I fully admit that my idea of the state of contemporary literary fiction is that it is rife with beautiful language but that nothing ever happens. Entire paragraphs are spent describing the porch on someone's house; entire chapters are devoted to a trucker's decision to stop drinking. Similes, metaphors, and allusions abound. But when you get to the end and summarize the plot, it takes exactly one paragraph (for a book that could be 300 or more pages).
There is something to be said for beautiful language in fantasy novels; Catherynne M. Valente is an example of a fantasy novelist who conjures up some delightful imagery. And I will continue to read her books, but not all the time and not back-to-back. Guy Gavriel Kay has pretty language, historical accuracy, and interesting plots, though he doesn't lay on the figurative language quite as thickly as do some others.
Anyway, where I'm going with this is I wanted to share this from The Huffington Post:
What Is a Literary Novel?
I'll admit, it made me think about this issue from a different perspective. And it makes me wonder what fiction that's being produced (and which is popular) today will really stand the test of time? I can't believe it's these dime-a-dozen supernatural romances or any James Patterson novels, but then who's to say?

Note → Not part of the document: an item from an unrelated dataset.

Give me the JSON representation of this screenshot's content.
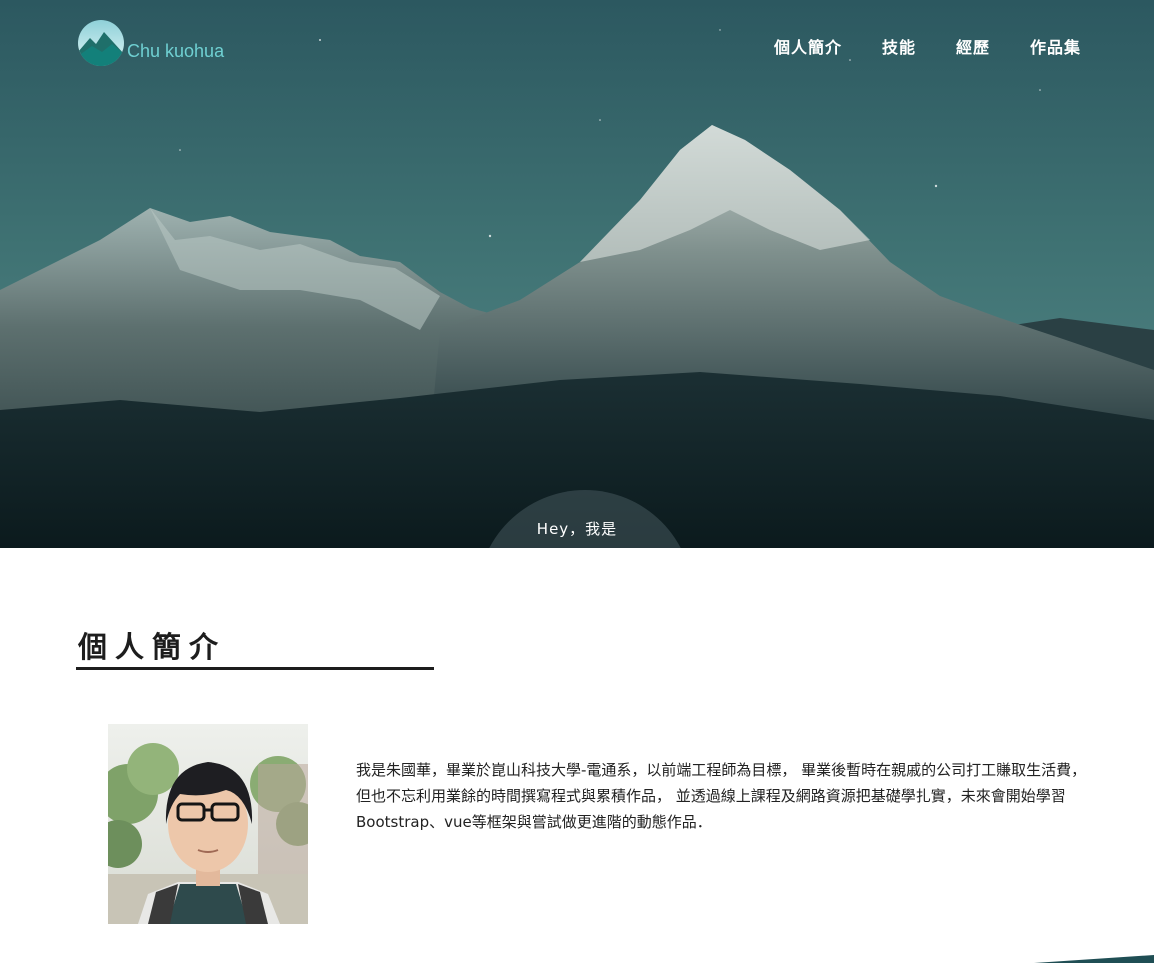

What fantasy is literary? What fantasy will be remembered in 100 years, if any?